• _Available data_
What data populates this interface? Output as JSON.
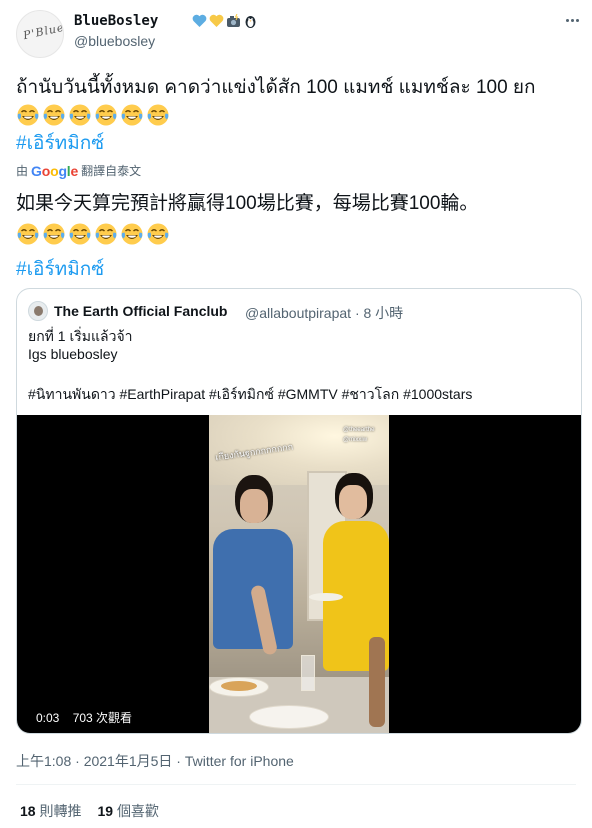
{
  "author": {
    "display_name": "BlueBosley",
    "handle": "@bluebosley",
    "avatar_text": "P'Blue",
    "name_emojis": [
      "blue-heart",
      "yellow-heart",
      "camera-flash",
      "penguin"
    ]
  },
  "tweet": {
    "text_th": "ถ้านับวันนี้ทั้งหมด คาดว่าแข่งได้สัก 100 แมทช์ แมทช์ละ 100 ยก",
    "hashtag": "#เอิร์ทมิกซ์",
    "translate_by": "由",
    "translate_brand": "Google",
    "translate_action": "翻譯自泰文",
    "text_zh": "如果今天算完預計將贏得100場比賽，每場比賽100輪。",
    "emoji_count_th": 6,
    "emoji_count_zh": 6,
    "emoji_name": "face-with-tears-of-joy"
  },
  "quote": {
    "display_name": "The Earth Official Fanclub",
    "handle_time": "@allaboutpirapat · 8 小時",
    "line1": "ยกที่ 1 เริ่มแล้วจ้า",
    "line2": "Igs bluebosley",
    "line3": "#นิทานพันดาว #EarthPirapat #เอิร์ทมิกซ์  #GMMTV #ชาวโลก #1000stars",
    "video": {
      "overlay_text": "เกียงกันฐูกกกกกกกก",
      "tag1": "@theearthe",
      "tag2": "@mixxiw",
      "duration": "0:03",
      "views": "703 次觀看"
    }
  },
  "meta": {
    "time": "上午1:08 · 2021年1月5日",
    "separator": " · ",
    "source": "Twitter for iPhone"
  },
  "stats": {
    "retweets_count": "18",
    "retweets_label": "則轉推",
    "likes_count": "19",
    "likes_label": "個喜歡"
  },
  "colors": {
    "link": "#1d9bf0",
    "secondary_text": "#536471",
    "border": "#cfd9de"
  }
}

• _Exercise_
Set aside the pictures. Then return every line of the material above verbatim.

• _Answer section_
What data populates this interface? Output as JSON.
{
  "author": {
    "display_name": "BlueBosley",
    "handle": "@bluebosley",
    "avatar_text": "P'Blue",
    "name_emojis": [
      "blue-heart",
      "yellow-heart",
      "camera-flash",
      "penguin"
    ]
  },
  "tweet": {
    "text_th": "ถ้านับวันนี้ทั้งหมด คาดว่าแข่งได้สัก 100 แมทช์ แมทช์ละ 100 ยก",
    "hashtag": "#เอิร์ทมิกซ์",
    "translate_by": "由",
    "translate_brand": "Google",
    "translate_action": "翻譯自泰文",
    "text_zh": "如果今天算完預計將贏得100場比賽，每場比賽100輪。",
    "emoji_count_th": 6,
    "emoji_count_zh": 6,
    "emoji_name": "face-with-tears-of-joy"
  },
  "quote": {
    "display_name": "The Earth Official Fanclub",
    "handle_time": "@allaboutpirapat · 8 小時",
    "line1": "ยกที่ 1 เริ่มแล้วจ้า",
    "line2": "Igs bluebosley",
    "line3": "#นิทานพันดาว #EarthPirapat #เอิร์ทมิกซ์  #GMMTV #ชาวโลก #1000stars",
    "video": {
      "overlay_text": "เกียงกันฐูกกกกกกกก",
      "tag1": "@theearthe",
      "tag2": "@mixxiw",
      "duration": "0:03",
      "views": "703 次觀看"
    }
  },
  "meta": {
    "time": "上午1:08 · 2021年1月5日",
    "separator": " · ",
    "source": "Twitter for iPhone"
  },
  "stats": {
    "retweets_count": "18",
    "retweets_label": "則轉推",
    "likes_count": "19",
    "likes_label": "個喜歡"
  },
  "colors": {
    "link": "#1d9bf0",
    "secondary_text": "#536471",
    "border": "#cfd9de"
  }
}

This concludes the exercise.